[Start of Attachment]
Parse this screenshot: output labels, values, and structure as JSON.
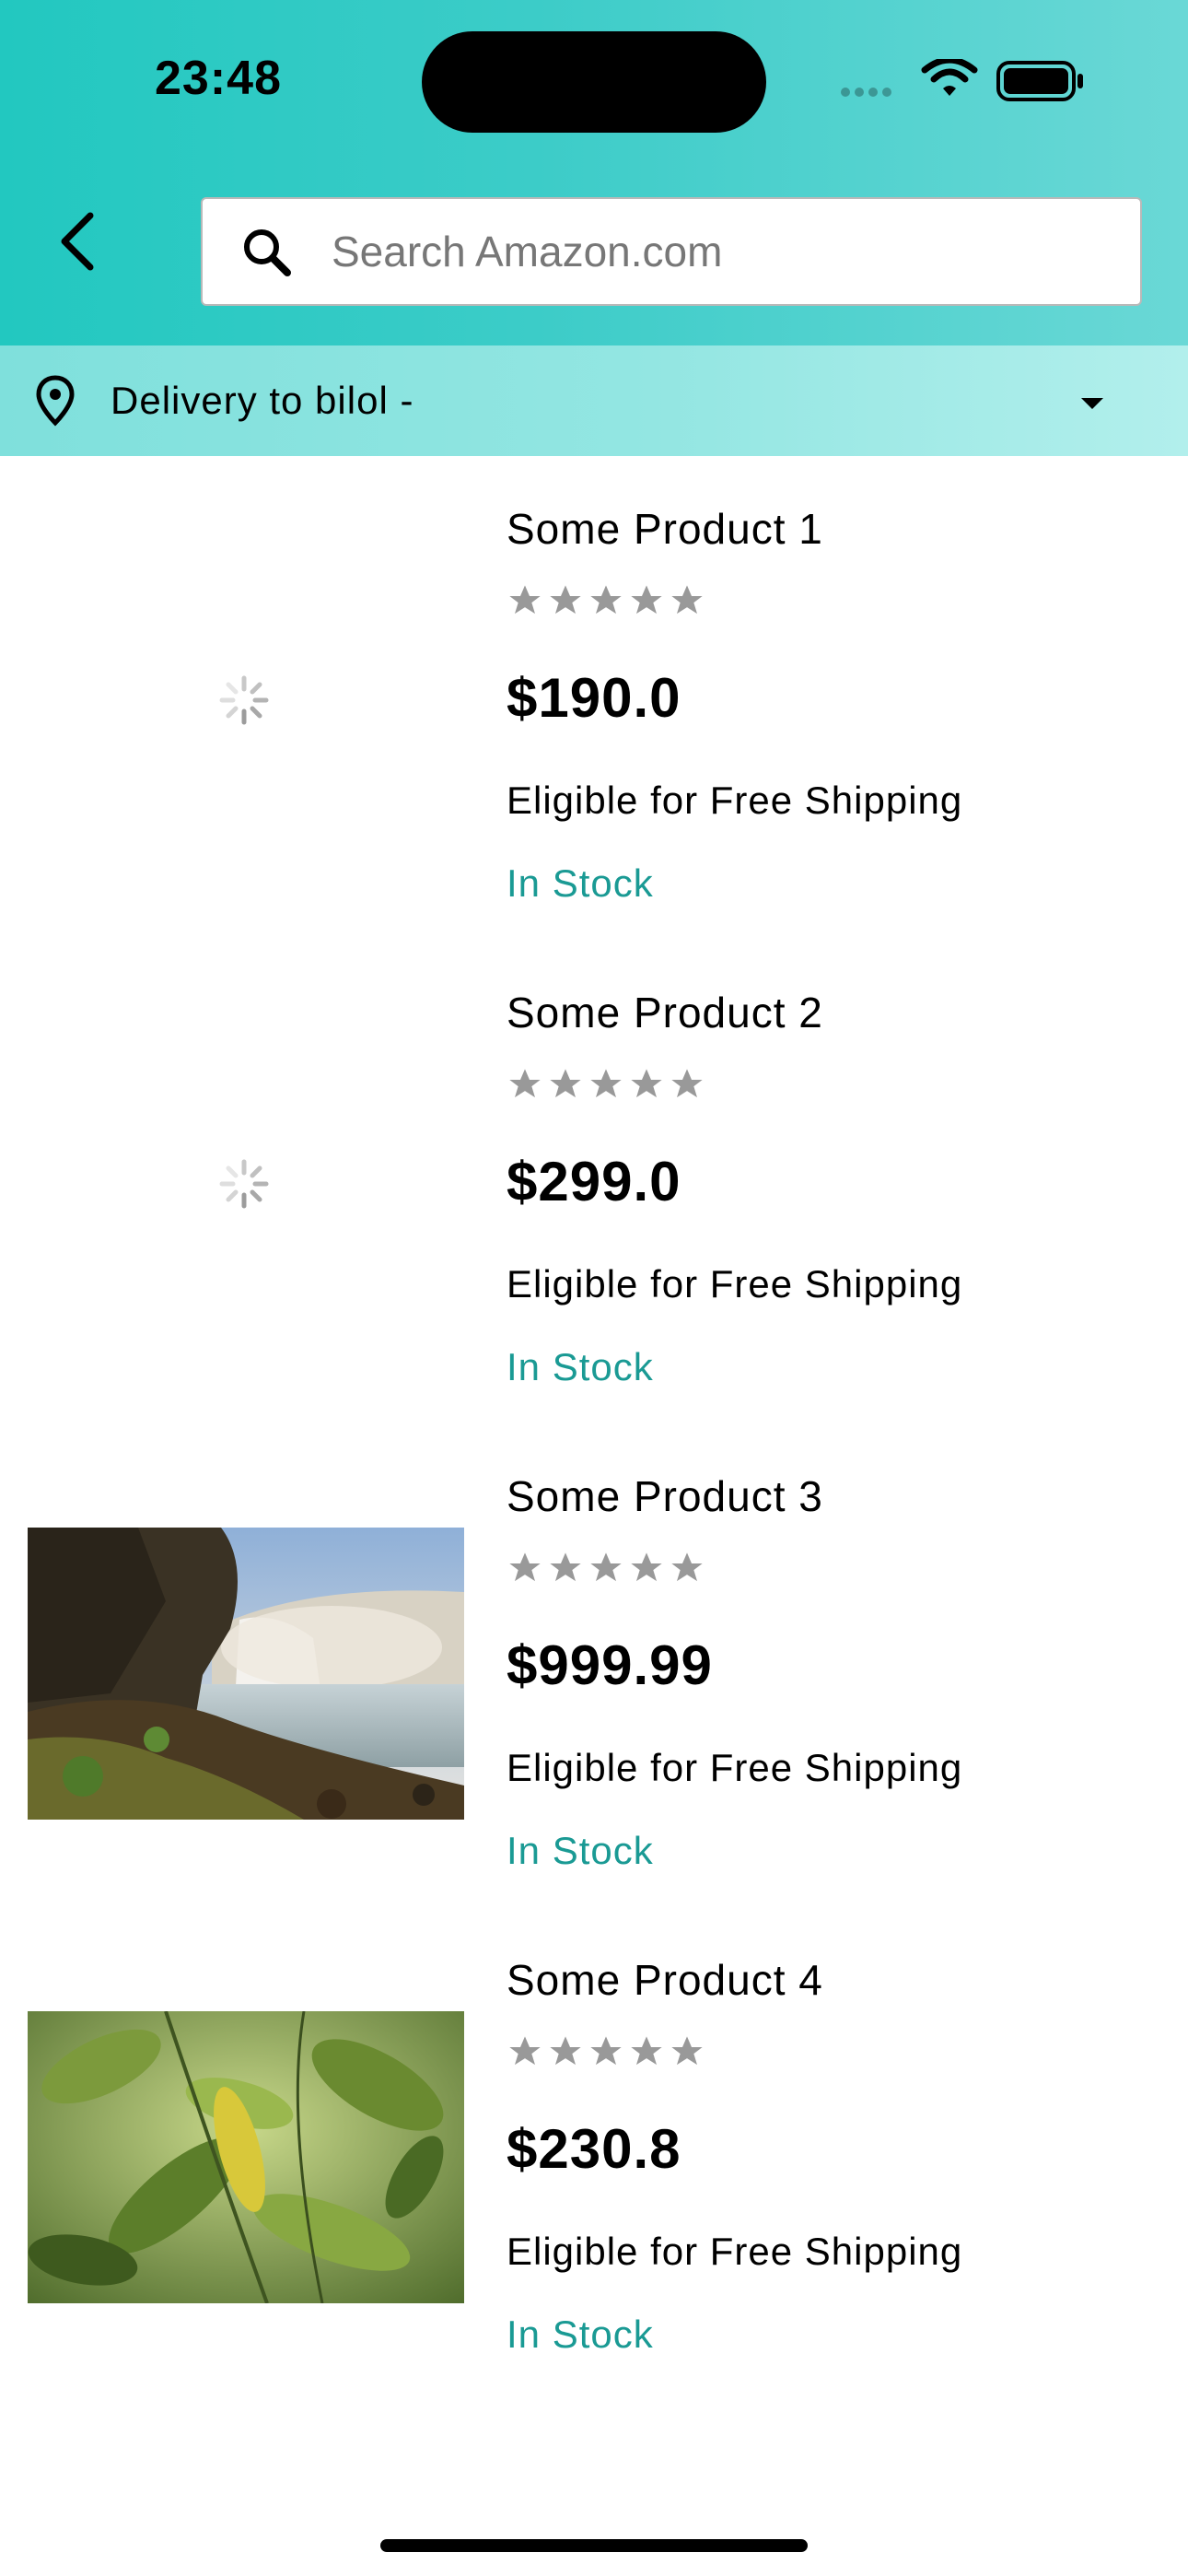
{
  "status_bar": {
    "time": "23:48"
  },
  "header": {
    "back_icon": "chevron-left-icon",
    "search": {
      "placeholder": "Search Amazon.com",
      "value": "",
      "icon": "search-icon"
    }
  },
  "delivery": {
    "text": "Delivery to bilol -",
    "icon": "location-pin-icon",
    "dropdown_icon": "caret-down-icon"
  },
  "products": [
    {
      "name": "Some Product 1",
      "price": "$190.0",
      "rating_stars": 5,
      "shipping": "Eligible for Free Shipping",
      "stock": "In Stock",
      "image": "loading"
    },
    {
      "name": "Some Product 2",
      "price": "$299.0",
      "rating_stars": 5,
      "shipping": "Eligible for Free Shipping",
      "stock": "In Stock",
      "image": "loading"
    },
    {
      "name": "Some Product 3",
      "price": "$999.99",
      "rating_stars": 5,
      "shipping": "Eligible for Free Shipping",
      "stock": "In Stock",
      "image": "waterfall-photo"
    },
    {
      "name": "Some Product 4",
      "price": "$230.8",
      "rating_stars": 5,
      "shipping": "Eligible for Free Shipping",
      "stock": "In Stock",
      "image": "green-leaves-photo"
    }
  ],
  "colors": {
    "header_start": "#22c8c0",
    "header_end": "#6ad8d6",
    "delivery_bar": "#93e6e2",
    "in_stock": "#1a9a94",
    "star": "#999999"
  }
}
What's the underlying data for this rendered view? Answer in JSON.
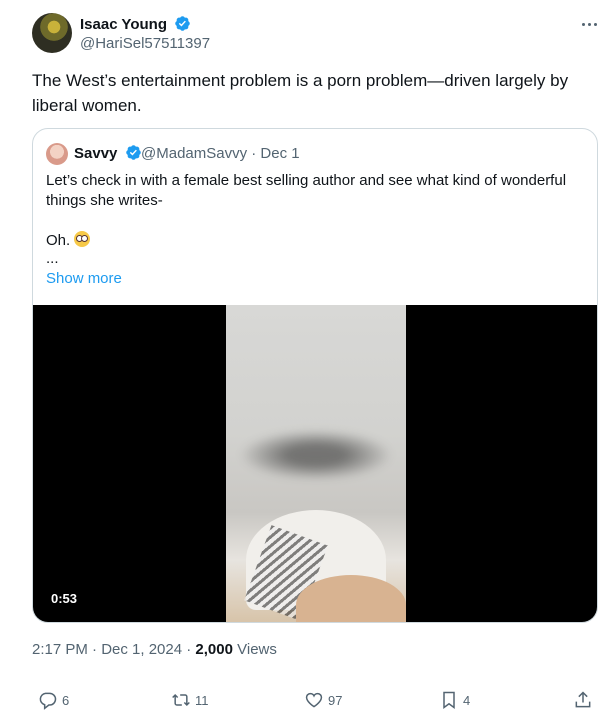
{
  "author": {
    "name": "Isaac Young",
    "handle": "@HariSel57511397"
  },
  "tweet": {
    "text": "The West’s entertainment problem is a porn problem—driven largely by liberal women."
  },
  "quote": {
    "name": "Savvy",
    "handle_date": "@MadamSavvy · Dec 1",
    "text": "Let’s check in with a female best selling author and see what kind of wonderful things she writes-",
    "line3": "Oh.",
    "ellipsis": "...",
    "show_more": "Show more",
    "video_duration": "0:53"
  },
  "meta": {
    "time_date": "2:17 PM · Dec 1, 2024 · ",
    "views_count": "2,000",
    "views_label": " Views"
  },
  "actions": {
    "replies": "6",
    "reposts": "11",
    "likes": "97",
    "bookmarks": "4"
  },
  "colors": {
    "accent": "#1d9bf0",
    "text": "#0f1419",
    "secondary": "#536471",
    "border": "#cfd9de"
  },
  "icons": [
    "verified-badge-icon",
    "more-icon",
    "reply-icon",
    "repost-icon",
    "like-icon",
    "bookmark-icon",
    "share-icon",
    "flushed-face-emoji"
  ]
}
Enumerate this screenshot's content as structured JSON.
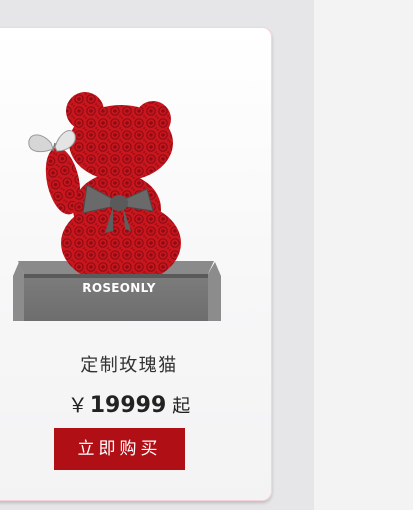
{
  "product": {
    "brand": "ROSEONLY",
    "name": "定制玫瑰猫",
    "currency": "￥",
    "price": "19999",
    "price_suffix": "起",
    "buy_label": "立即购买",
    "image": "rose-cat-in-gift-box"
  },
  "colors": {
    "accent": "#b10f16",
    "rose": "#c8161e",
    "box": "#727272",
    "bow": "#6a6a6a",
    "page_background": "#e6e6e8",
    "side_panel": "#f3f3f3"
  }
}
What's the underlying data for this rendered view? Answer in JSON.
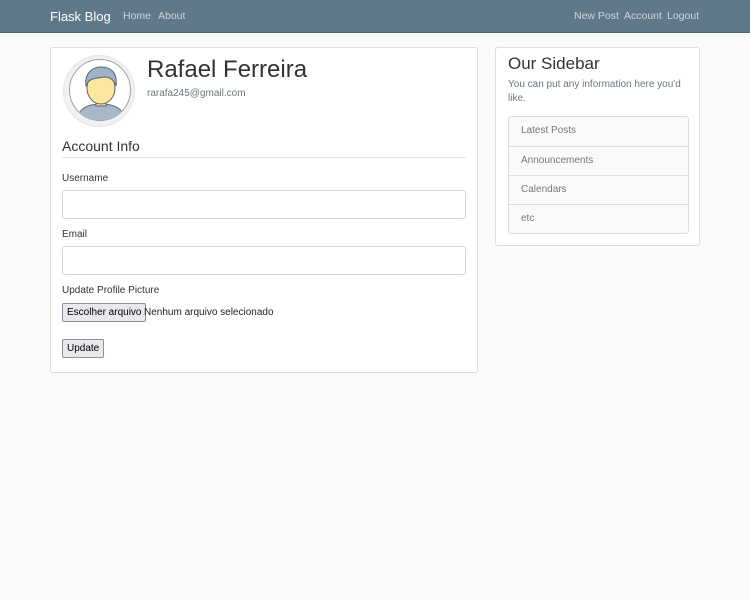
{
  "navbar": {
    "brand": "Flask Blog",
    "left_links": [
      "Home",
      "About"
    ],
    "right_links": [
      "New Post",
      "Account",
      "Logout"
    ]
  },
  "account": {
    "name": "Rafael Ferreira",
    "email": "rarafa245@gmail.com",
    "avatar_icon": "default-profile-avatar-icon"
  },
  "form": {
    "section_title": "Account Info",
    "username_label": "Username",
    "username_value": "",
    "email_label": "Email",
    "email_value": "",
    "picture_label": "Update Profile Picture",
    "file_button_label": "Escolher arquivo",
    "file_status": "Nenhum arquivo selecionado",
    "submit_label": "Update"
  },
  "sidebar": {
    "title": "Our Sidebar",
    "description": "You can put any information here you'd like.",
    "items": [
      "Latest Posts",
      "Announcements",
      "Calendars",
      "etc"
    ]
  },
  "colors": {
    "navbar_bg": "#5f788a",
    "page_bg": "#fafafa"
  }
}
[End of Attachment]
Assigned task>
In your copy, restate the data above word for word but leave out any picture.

Completed exercise>
Parse this screenshot: output labels, values, and structure as JSON.
{
  "status_bar": {
    "time": "23:48"
  },
  "header": {
    "back_icon": "chevron-left-icon",
    "search": {
      "placeholder": "Search Amazon.com",
      "value": "",
      "icon": "search-icon"
    }
  },
  "delivery": {
    "text": "Delivery to bilol -",
    "icon": "location-pin-icon",
    "dropdown_icon": "caret-down-icon"
  },
  "products": [
    {
      "name": "Some Product 1",
      "price": "$190.0",
      "rating_stars": 5,
      "shipping": "Eligible for Free Shipping",
      "stock": "In Stock",
      "image": "loading"
    },
    {
      "name": "Some Product 2",
      "price": "$299.0",
      "rating_stars": 5,
      "shipping": "Eligible for Free Shipping",
      "stock": "In Stock",
      "image": "loading"
    },
    {
      "name": "Some Product 3",
      "price": "$999.99",
      "rating_stars": 5,
      "shipping": "Eligible for Free Shipping",
      "stock": "In Stock",
      "image": "waterfall-photo"
    },
    {
      "name": "Some Product 4",
      "price": "$230.8",
      "rating_stars": 5,
      "shipping": "Eligible for Free Shipping",
      "stock": "In Stock",
      "image": "green-leaves-photo"
    }
  ],
  "colors": {
    "header_start": "#22c8c0",
    "header_end": "#6ad8d6",
    "delivery_bar": "#93e6e2",
    "in_stock": "#1a9a94",
    "star": "#999999"
  }
}
What's the underlying data for this rendered view? Answer in JSON.
{
  "author": {
    "name": "Isaac Young",
    "handle": "@HariSel57511397"
  },
  "tweet": {
    "text": "The West’s entertainment problem is a porn problem—driven largely by liberal women."
  },
  "quote": {
    "name": "Savvy",
    "handle_date": "@MadamSavvy · Dec 1",
    "text": "Let’s check in with a female best selling author and see what kind of wonderful things she writes-",
    "line3": "Oh.",
    "ellipsis": "...",
    "show_more": "Show more",
    "video_duration": "0:53"
  },
  "meta": {
    "time_date": "2:17 PM · Dec 1, 2024 · ",
    "views_count": "2,000",
    "views_label": " Views"
  },
  "actions": {
    "replies": "6",
    "reposts": "11",
    "likes": "97",
    "bookmarks": "4"
  },
  "colors": {
    "accent": "#1d9bf0",
    "text": "#0f1419",
    "secondary": "#536471",
    "border": "#cfd9de"
  },
  "icons": [
    "verified-badge-icon",
    "more-icon",
    "reply-icon",
    "repost-icon",
    "like-icon",
    "bookmark-icon",
    "share-icon",
    "flushed-face-emoji"
  ]
}
Enumerate this screenshot's content as structured JSON.
{
  "product": {
    "brand": "ROSEONLY",
    "name": "定制玫瑰猫",
    "currency": "￥",
    "price": "19999",
    "price_suffix": "起",
    "buy_label": "立即购买",
    "image": "rose-cat-in-gift-box"
  },
  "colors": {
    "accent": "#b10f16",
    "rose": "#c8161e",
    "box": "#727272",
    "bow": "#6a6a6a",
    "page_background": "#e6e6e8",
    "side_panel": "#f3f3f3"
  }
}
What's the underlying data for this rendered view? Answer in JSON.
{
  "navbar": {
    "brand": "Flask Blog",
    "left_links": [
      "Home",
      "About"
    ],
    "right_links": [
      "New Post",
      "Account",
      "Logout"
    ]
  },
  "account": {
    "name": "Rafael Ferreira",
    "email": "rarafa245@gmail.com",
    "avatar_icon": "default-profile-avatar-icon"
  },
  "form": {
    "section_title": "Account Info",
    "username_label": "Username",
    "username_value": "",
    "email_label": "Email",
    "email_value": "",
    "picture_label": "Update Profile Picture",
    "file_button_label": "Escolher arquivo",
    "file_status": "Nenhum arquivo selecionado",
    "submit_label": "Update"
  },
  "sidebar": {
    "title": "Our Sidebar",
    "description": "You can put any information here you'd like.",
    "items": [
      "Latest Posts",
      "Announcements",
      "Calendars",
      "etc"
    ]
  },
  "colors": {
    "navbar_bg": "#5f788a",
    "page_bg": "#fafafa"
  }
}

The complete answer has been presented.